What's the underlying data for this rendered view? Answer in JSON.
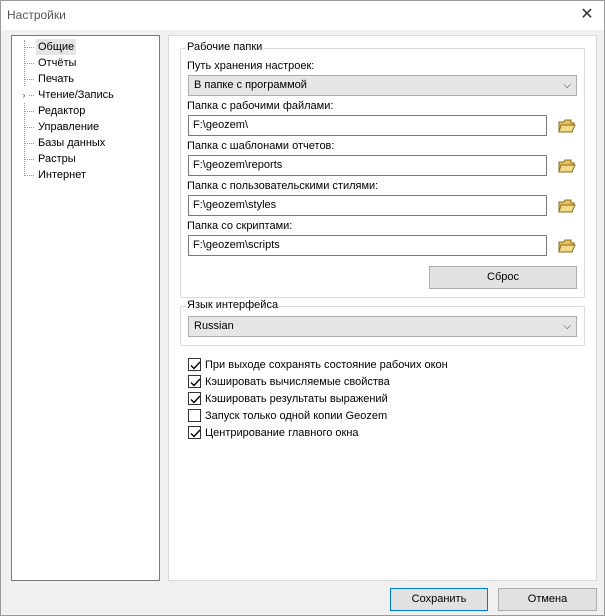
{
  "window": {
    "title": "Настройки"
  },
  "tree": {
    "items": [
      {
        "label": "Общие",
        "selected": true
      },
      {
        "label": "Отчёты"
      },
      {
        "label": "Печать"
      },
      {
        "label": "Чтение/Запись",
        "expandable": true
      },
      {
        "label": "Редактор"
      },
      {
        "label": "Управление"
      },
      {
        "label": "Базы данных"
      },
      {
        "label": "Растры"
      },
      {
        "label": "Интернет"
      }
    ]
  },
  "work_folders": {
    "title": "Рабочие папки",
    "settings_path_label": "Путь хранения настроек:",
    "settings_path_value": "В папке с программой",
    "work_files_label": "Папка с рабочими файлами:",
    "work_files_value": "F:\\geozem\\",
    "templates_label": "Папка с шаблонами отчетов:",
    "templates_value": "F:\\geozem\\reports",
    "styles_label": "Папка с пользовательскими стилями:",
    "styles_value": "F:\\geozem\\styles",
    "scripts_label": "Папка со скриптами:",
    "scripts_value": "F:\\geozem\\scripts",
    "reset_label": "Сброс"
  },
  "language": {
    "title": "Язык интерфейса",
    "value": "Russian"
  },
  "options": [
    {
      "label": "При выходе сохранять состояние рабочих окон",
      "checked": true
    },
    {
      "label": "Кэшировать вычисляемые свойства",
      "checked": true
    },
    {
      "label": "Кэшировать результаты выражений",
      "checked": true
    },
    {
      "label": "Запуск только одной копии Geozem",
      "checked": false
    },
    {
      "label": "Центрирование главного окна",
      "checked": true
    }
  ],
  "footer": {
    "save_label": "Сохранить",
    "cancel_label": "Отмена"
  },
  "colors": {
    "accent": "#0078d7",
    "folder_icon": "#e8c35a"
  }
}
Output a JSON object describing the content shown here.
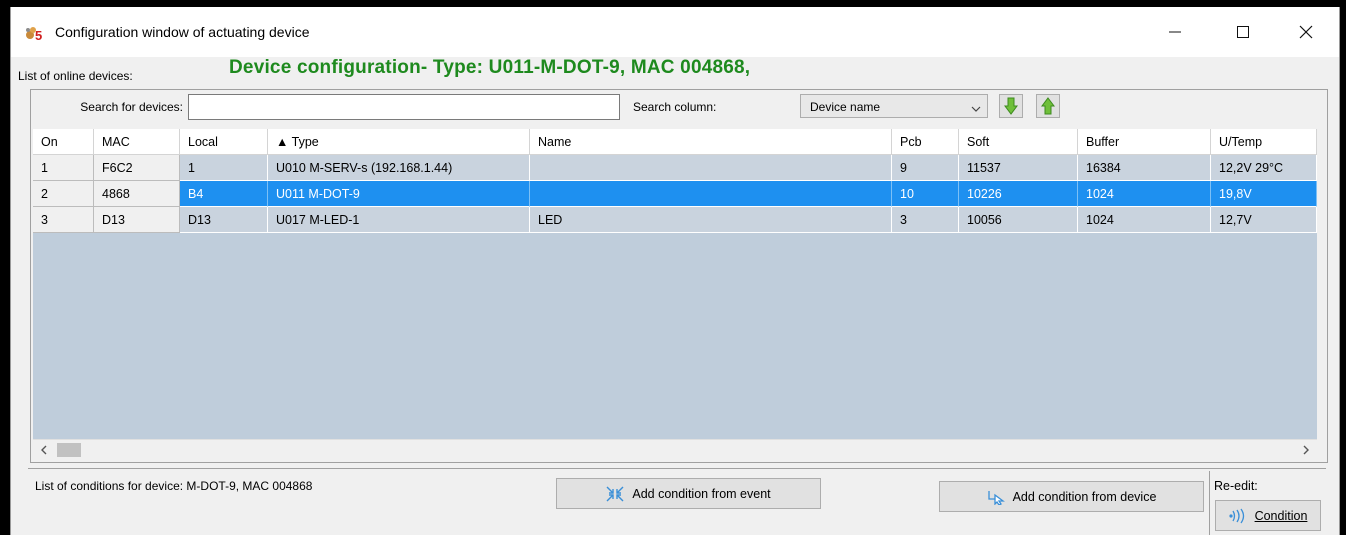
{
  "window": {
    "title": "Configuration window of actuating device",
    "app_icon": "app-icon"
  },
  "labels": {
    "online_devices": "List of online devices:",
    "device_config": "Device configuration- Type: U011-M-DOT-9, MAC 004868,",
    "search_for_devices": "Search for devices:",
    "search_column": "Search column:"
  },
  "search": {
    "value": "",
    "placeholder": ""
  },
  "search_column": {
    "selected": "Device name"
  },
  "table": {
    "columns": [
      "On",
      "MAC",
      "Local",
      "▲ Type",
      "Name",
      "Pcb",
      "Soft",
      "Buffer",
      "U/Temp"
    ],
    "rows": [
      [
        "1",
        "F6C2",
        "1",
        "U010 M-SERV-s (192.168.1.44)",
        "",
        "9",
        "11537",
        "16384",
        "12,2V 29°C"
      ],
      [
        "2",
        "4868",
        "B4",
        "U011 M-DOT-9",
        "",
        "10",
        "10226",
        "1024",
        "19,8V"
      ],
      [
        "3",
        "D13",
        "D13",
        "U017 M-LED-1",
        "LED",
        "3",
        "10056",
        "1024",
        "12,7V"
      ]
    ],
    "selected_row": 1
  },
  "bottom": {
    "conditions_label": "List of conditions for device: M-DOT-9, MAC 004868",
    "add_from_event": "Add condition from event",
    "add_from_device": "Add condition from device",
    "reedit": "Re-edit:",
    "condition": "Condition"
  },
  "colors": {
    "header_green": "#1e8a1e",
    "selection": "#1e90f0",
    "grid_bg": "#bfcddb"
  }
}
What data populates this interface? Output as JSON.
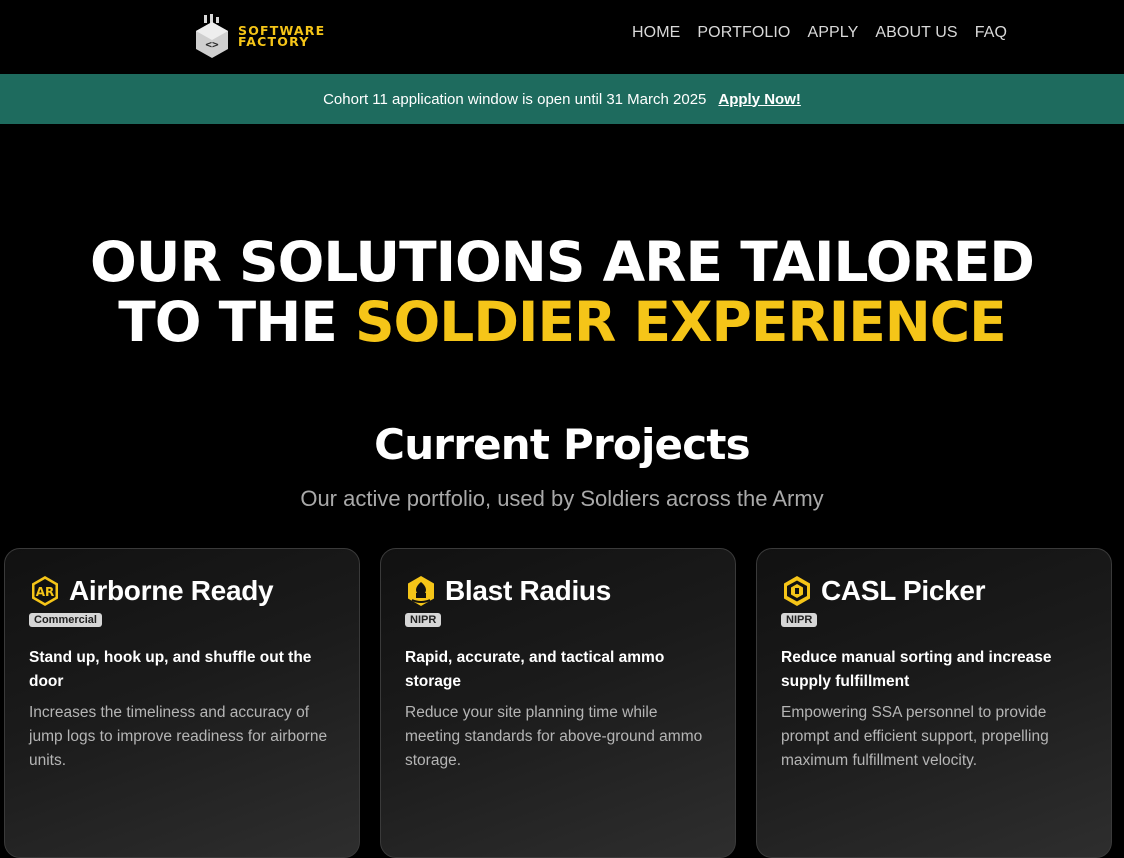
{
  "header": {
    "logo": {
      "line1": "SOFTWARE",
      "line2": "FACTORY"
    },
    "nav": [
      "HOME",
      "PORTFOLIO",
      "APPLY",
      "ABOUT US",
      "FAQ"
    ]
  },
  "banner": {
    "text": "Cohort 11 application window is open until 31 March 2025",
    "link": "Apply Now!"
  },
  "hero": {
    "line1": "OUR SOLUTIONS ARE TAILORED",
    "line2_prefix": "TO THE ",
    "line2_accent": "SOLDIER EXPERIENCE"
  },
  "projects": {
    "title": "Current Projects",
    "subtitle": "Our active portfolio, used by Soldiers across the Army",
    "cards": [
      {
        "icon": "airborne-ready-icon",
        "title": "Airborne Ready",
        "badge": "Commercial",
        "tagline": "Stand up, hook up, and shuffle out the door",
        "description": "Increases the timeliness and accuracy of jump logs to improve readiness for airborne units."
      },
      {
        "icon": "blast-radius-icon",
        "title": "Blast Radius",
        "badge": "NIPR",
        "tagline": "Rapid, accurate, and tactical ammo storage",
        "description": "Reduce your site planning time while meeting standards for above-ground ammo storage."
      },
      {
        "icon": "casl-picker-icon",
        "title": "CASL Picker",
        "badge": "NIPR",
        "tagline": "Reduce manual sorting and increase supply fulfillment",
        "description": "Empowering SSA personnel to provide prompt and efficient support, propelling maximum fulfillment velocity."
      }
    ]
  },
  "colors": {
    "accent": "#f5c518",
    "banner": "#1e6b5e",
    "background": "#000000"
  }
}
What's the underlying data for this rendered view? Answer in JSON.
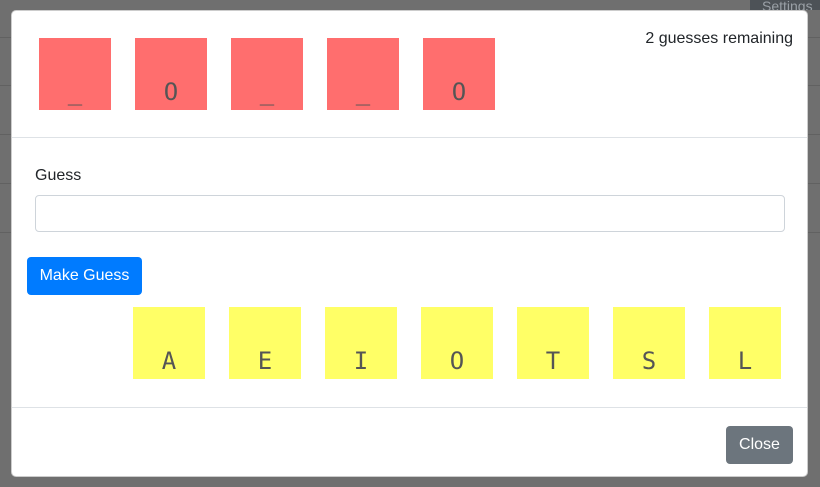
{
  "background": {
    "settings_label": "Settings"
  },
  "modal": {
    "revealed_word": [
      "_",
      "O",
      "_",
      "_",
      "O"
    ],
    "remaining_text": "2 guesses remaining",
    "guess_label": "Guess",
    "guess_value": "",
    "guess_placeholder": "",
    "make_guess_label": "Make Guess",
    "guessed_letters": [
      "A",
      "E",
      "I",
      "O",
      "T",
      "S",
      "L"
    ],
    "close_label": "Close"
  },
  "colors": {
    "word_tile": "#ff6e6e",
    "letter_tile": "#ffff66",
    "primary_button": "#007bff",
    "secondary_button": "#6c757d"
  }
}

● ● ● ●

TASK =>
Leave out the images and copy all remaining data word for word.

OUTPUT FOR THIS EXERCISE =>
What's the underlying data for this rendered view? Answer in JSON.
{
  "window": {
    "title": "Настройки"
  },
  "tree": {
    "items": [
      {
        "label": "Общие",
        "selected": true
      },
      {
        "label": "Отчёты"
      },
      {
        "label": "Печать"
      },
      {
        "label": "Чтение/Запись",
        "expandable": true
      },
      {
        "label": "Редактор"
      },
      {
        "label": "Управление"
      },
      {
        "label": "Базы данных"
      },
      {
        "label": "Растры"
      },
      {
        "label": "Интернет"
      }
    ]
  },
  "work_folders": {
    "title": "Рабочие папки",
    "settings_path_label": "Путь хранения настроек:",
    "settings_path_value": "В папке с программой",
    "work_files_label": "Папка с рабочими файлами:",
    "work_files_value": "F:\\geozem\\",
    "templates_label": "Папка с шаблонами отчетов:",
    "templates_value": "F:\\geozem\\reports",
    "styles_label": "Папка с пользовательскими стилями:",
    "styles_value": "F:\\geozem\\styles",
    "scripts_label": "Папка со скриптами:",
    "scripts_value": "F:\\geozem\\scripts",
    "reset_label": "Сброс"
  },
  "language": {
    "title": "Язык интерфейса",
    "value": "Russian"
  },
  "options": [
    {
      "label": "При выходе сохранять состояние рабочих окон",
      "checked": true
    },
    {
      "label": "Кэшировать вычисляемые свойства",
      "checked": true
    },
    {
      "label": "Кэшировать результаты выражений",
      "checked": true
    },
    {
      "label": "Запуск только одной копии Geozem",
      "checked": false
    },
    {
      "label": "Центрирование главного окна",
      "checked": true
    }
  ],
  "footer": {
    "save_label": "Сохранить",
    "cancel_label": "Отмена"
  },
  "colors": {
    "accent": "#0078d7",
    "folder_icon": "#e8c35a"
  }
}
Output a JSON object describing the content shown here.
{
  "window": {
    "title": "Configuration window of actuating device",
    "app_icon": "app-icon"
  },
  "labels": {
    "online_devices": "List of online devices:",
    "device_config": "Device configuration- Type: U011-M-DOT-9, MAC 004868,",
    "search_for_devices": "Search for devices:",
    "search_column": "Search column:"
  },
  "search": {
    "value": "",
    "placeholder": ""
  },
  "search_column": {
    "selected": "Device name"
  },
  "table": {
    "columns": [
      "On",
      "MAC",
      "Local",
      "▲ Type",
      "Name",
      "Pcb",
      "Soft",
      "Buffer",
      "U/Temp"
    ],
    "rows": [
      [
        "1",
        "F6C2",
        "1",
        "U010 M-SERV-s (192.168.1.44)",
        "",
        "9",
        "11537",
        "16384",
        "12,2V 29°C"
      ],
      [
        "2",
        "4868",
        "B4",
        "U011 M-DOT-9",
        "",
        "10",
        "10226",
        "1024",
        "19,8V"
      ],
      [
        "3",
        "D13",
        "D13",
        "U017 M-LED-1",
        "LED",
        "3",
        "10056",
        "1024",
        "12,7V"
      ]
    ],
    "selected_row": 1
  },
  "bottom": {
    "conditions_label": "List of conditions for device: M-DOT-9, MAC 004868",
    "add_from_event": "Add condition from event",
    "add_from_device": "Add condition from device",
    "reedit": "Re-edit:",
    "condition": "Condition"
  },
  "colors": {
    "header_green": "#1e8a1e",
    "selection": "#1e90f0",
    "grid_bg": "#bfcddb"
  }
}
What data populates this interface? Output as JSON.
{
  "header": {
    "logo": {
      "line1": "SOFTWARE",
      "line2": "FACTORY"
    },
    "nav": [
      "HOME",
      "PORTFOLIO",
      "APPLY",
      "ABOUT US",
      "FAQ"
    ]
  },
  "banner": {
    "text": "Cohort 11 application window is open until 31 March 2025",
    "link": "Apply Now!"
  },
  "hero": {
    "line1": "OUR SOLUTIONS ARE TAILORED",
    "line2_prefix": "TO THE ",
    "line2_accent": "SOLDIER EXPERIENCE"
  },
  "projects": {
    "title": "Current Projects",
    "subtitle": "Our active portfolio, used by Soldiers across the Army",
    "cards": [
      {
        "icon": "airborne-ready-icon",
        "title": "Airborne Ready",
        "badge": "Commercial",
        "tagline": "Stand up, hook up, and shuffle out the door",
        "description": "Increases the timeliness and accuracy of jump logs to improve readiness for airborne units."
      },
      {
        "icon": "blast-radius-icon",
        "title": "Blast Radius",
        "badge": "NIPR",
        "tagline": "Rapid, accurate, and tactical ammo storage",
        "description": "Reduce your site planning time while meeting standards for above-ground ammo storage."
      },
      {
        "icon": "casl-picker-icon",
        "title": "CASL Picker",
        "badge": "NIPR",
        "tagline": "Reduce manual sorting and increase supply fulfillment",
        "description": "Empowering SSA personnel to provide prompt and efficient support, propelling maximum fulfillment velocity."
      }
    ]
  },
  "colors": {
    "accent": "#f5c518",
    "banner": "#1e6b5e",
    "background": "#000000"
  }
}
What's the underlying data for this rendered view? Answer in JSON.
{
  "background": {
    "settings_label": "Settings"
  },
  "modal": {
    "revealed_word": [
      "_",
      "O",
      "_",
      "_",
      "O"
    ],
    "remaining_text": "2 guesses remaining",
    "guess_label": "Guess",
    "guess_value": "",
    "guess_placeholder": "",
    "make_guess_label": "Make Guess",
    "guessed_letters": [
      "A",
      "E",
      "I",
      "O",
      "T",
      "S",
      "L"
    ],
    "close_label": "Close"
  },
  "colors": {
    "word_tile": "#ff6e6e",
    "letter_tile": "#ffff66",
    "primary_button": "#007bff",
    "secondary_button": "#6c757d"
  }
}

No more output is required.